He informed that although personnel under the Ministry of Natural Resources went to conduct an investigation on the island, it was clearly from a gold trading standpoint to establish if there were regulatory breaches.
He said that before the team’s departure diplomatic protocol was established and the okay to access to agencies given. As a result, as many agencies as possible, during the time the team was there, were visited. “This was arranged through the Ministry of foreign Affairs. We had to go through diplomatic channels and all the relevant agencies (police customs etc). Our team met with those,” he said.
“I am more interested in the gold trading aspect to see whether or not, from the Guyana Gold Board or whether anything that affects the trading of gold, that there is some aspect of interest and that is what we are pursuing,” he also said.

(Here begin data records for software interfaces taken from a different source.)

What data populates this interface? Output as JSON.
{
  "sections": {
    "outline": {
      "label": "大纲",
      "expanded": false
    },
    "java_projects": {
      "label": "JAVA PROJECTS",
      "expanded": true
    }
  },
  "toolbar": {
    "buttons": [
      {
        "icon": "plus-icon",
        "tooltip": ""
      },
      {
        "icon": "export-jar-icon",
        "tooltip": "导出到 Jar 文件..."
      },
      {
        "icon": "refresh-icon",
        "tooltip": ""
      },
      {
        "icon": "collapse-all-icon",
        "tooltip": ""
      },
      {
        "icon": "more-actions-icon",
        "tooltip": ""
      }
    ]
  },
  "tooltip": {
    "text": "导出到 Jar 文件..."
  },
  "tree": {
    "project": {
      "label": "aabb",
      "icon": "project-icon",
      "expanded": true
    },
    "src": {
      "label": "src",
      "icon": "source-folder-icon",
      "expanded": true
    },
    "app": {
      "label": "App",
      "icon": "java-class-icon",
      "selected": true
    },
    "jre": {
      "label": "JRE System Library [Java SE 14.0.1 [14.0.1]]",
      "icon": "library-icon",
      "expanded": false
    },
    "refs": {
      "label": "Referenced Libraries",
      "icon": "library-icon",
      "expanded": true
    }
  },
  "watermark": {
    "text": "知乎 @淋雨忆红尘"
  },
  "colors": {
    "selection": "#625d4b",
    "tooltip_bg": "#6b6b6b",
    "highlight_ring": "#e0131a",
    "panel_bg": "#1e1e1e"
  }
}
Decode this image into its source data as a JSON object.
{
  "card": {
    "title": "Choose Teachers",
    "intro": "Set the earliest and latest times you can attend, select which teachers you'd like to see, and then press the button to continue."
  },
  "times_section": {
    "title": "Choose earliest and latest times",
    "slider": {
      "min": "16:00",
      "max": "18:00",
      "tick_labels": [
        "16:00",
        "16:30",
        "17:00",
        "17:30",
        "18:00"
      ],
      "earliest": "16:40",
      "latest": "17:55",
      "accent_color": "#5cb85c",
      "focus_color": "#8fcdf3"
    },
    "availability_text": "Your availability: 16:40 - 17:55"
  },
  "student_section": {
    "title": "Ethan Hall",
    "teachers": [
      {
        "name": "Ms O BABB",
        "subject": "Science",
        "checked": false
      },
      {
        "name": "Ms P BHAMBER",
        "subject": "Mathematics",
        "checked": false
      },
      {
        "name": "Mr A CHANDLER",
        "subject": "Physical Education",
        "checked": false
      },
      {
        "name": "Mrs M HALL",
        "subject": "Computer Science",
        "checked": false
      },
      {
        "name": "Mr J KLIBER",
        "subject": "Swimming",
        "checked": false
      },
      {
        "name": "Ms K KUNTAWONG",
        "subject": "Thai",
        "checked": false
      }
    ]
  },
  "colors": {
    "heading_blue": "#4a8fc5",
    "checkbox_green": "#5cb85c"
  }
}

Questioned on the current status of the crew of the vessel and if the team sought an audience with the crew members, Persaud posited that questioning the men would fall under the portfolio of the police and that his team’s duties were limited to gold and gold trading.
Stabroek News understands that the crew of the vessel has still not departed Curacao. When questioned why, Curacao police spokesman Ronald Huggins had told this newspaper that the crewmembers were not being held by the police and he did not know why they have not yet left the island. The police there would not release the names of the crewmembers, since they stated that the investigation was a sensitive one. However, a crew member, who gave his name as Raymond Emmanuel, was reported by the Associated Press as saying that the crew left Guyana on November 26, bound for Curacao. Observers note that the crew would be able to give chapter and verse on the provenance of the gold and it is they that the Guyana Government should formally be seeking access to for conclusive information.
“The police will have to tell you, the immigration authorities will have to tell you whether the crew is back in Guyana … Our team is not a police team our team, there was more of a fact finding and to interact and see what is there that concerns the issues of gold trade,” he said.
“This (questioning the crew) is a matter of law enforcement and the ministry is not a law enforcement agency. We are more interested from the trading standpoint and the other aspect, the law enforcement agencies I am sure, they have their collaboration and interaction, they will have to address that,” he added.
Persaud added that his ministry awaits the delivery of the documents in “goodwill and trust” of the Curacao government.